From Martian skies, Comet ISON should be easily visible to the naked eye glowing at around magnitude 2-3. NASA hopes to enlist the electronic eyes of the Mars Reconnaissance Orbiter and two rovers – Opportunity and Curiosity – to take advantage of this unprecedented opportunity.

 

Comet Encke has the shortest orbit of any known comet. When closest to the sun it swings within the orbit of Mercury then loops out nearly to Jupiter. On Nov. 18, the comet will pass only 2.3 million miles from Mercury.

Comet 2P/Encke has the shortest orbital period of all known comets, cycling around the sun once every 3.3 years. It was first seen by French astronomer Pierre Mechain in 1786 but not recognized as a returning or periodic comet until its orbit was computed by German astronomer Johann Encke in 1819. Like Halley’s Comet, Encke is named after its orbit calculator instead of the original discoverer. The “2P” refers to it being the second periodic comet with a calculated orbit

The sky facing east-southeast just before the start of dawn tomorrow morning Sept. 15. Our three featured comets form a large triangle in the east. All three require at least an 8-inch telescope to see. Created with Stellarium

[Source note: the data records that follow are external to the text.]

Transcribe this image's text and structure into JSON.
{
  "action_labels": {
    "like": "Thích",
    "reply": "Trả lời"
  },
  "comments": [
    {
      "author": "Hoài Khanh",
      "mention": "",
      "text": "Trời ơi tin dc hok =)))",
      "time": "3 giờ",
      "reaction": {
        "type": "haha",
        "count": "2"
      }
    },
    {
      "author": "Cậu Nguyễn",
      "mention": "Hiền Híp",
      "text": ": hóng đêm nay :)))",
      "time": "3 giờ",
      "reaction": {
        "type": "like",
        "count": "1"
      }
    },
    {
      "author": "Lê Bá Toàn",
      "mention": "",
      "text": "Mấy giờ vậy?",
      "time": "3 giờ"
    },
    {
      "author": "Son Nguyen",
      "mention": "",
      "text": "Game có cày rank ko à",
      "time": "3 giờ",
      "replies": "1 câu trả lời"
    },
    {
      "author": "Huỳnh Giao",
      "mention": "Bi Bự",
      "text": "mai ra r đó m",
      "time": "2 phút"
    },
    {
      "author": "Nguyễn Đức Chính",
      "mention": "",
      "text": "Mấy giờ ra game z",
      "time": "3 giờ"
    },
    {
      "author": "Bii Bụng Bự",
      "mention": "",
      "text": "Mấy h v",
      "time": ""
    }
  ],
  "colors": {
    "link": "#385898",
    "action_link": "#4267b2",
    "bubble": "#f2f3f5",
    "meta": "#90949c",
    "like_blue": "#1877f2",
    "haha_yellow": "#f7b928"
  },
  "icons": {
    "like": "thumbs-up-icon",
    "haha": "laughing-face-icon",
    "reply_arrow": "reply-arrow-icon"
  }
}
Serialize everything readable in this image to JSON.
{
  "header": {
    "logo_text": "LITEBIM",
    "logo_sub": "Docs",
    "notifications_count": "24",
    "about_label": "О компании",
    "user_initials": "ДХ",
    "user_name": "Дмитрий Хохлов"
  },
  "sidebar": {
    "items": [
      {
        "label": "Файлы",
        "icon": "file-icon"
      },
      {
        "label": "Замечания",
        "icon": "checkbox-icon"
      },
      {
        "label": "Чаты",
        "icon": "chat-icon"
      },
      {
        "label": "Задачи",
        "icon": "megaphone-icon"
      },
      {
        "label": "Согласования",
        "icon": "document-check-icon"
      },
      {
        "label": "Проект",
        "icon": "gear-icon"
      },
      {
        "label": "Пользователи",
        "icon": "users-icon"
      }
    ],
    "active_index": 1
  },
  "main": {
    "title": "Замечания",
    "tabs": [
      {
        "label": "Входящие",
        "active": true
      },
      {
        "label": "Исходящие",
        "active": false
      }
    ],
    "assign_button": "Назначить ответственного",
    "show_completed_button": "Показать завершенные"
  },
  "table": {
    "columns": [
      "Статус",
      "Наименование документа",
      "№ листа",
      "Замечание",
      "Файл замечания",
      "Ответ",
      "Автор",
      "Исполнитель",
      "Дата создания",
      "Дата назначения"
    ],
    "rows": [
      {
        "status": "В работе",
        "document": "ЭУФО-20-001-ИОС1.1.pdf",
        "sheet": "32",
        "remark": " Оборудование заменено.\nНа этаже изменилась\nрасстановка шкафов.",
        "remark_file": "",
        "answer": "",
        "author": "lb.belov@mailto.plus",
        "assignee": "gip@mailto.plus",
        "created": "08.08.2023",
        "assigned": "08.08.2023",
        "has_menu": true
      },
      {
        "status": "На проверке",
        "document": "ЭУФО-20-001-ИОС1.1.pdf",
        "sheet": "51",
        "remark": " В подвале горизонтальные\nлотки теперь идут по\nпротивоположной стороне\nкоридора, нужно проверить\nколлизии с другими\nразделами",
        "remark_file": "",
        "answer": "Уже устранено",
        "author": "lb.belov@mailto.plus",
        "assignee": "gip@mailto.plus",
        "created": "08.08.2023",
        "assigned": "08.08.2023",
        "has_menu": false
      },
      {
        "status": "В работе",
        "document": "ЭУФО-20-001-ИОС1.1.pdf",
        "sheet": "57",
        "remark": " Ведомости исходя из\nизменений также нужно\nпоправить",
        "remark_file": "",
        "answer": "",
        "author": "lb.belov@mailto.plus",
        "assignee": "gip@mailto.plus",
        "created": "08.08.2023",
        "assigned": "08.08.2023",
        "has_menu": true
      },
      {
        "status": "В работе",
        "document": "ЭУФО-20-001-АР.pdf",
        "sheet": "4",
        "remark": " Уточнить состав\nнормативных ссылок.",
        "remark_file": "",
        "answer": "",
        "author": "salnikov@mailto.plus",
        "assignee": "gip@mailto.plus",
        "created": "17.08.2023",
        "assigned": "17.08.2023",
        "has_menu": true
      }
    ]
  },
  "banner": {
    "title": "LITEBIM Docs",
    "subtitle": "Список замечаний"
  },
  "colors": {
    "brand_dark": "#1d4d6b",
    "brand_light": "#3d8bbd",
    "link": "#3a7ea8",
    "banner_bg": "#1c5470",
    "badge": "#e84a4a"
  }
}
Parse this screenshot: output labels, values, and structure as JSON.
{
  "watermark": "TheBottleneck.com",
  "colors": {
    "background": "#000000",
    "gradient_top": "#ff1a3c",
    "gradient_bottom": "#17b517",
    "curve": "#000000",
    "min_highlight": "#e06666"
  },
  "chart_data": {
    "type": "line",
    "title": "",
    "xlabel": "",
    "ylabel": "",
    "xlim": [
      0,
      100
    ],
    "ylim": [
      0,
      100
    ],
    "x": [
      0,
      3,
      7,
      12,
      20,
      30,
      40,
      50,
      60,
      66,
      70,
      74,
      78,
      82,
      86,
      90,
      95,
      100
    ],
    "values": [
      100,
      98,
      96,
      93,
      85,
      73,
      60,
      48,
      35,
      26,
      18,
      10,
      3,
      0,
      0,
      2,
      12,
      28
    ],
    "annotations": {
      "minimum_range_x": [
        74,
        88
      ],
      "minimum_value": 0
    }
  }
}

Although faint and very diffuse now, Comet Encke will brighten to binocular visibility in November. Yesterday morning it was a faint, soft glow through my 15-inch telescope at low magnification. Comet ISON looked great too. It’s “pumped up the volume” compared to a week ago and now burns more brightly at magnitude 12. I noticed that its center was distinctly brighter than a week ago.

Our third morning comet, C/2013 R1 Lovejoy is brand new, discovered by Australian amateur Terry Lovejoy only a week ago. It’s also brighter than several days ago, shining now at around magnitude 12.5-13.0.

The fall is shaping up to be a good one for comet lovers. I want to thank Carl and all the other generous astronomers – amateur and professional – for freely sharing their images with us.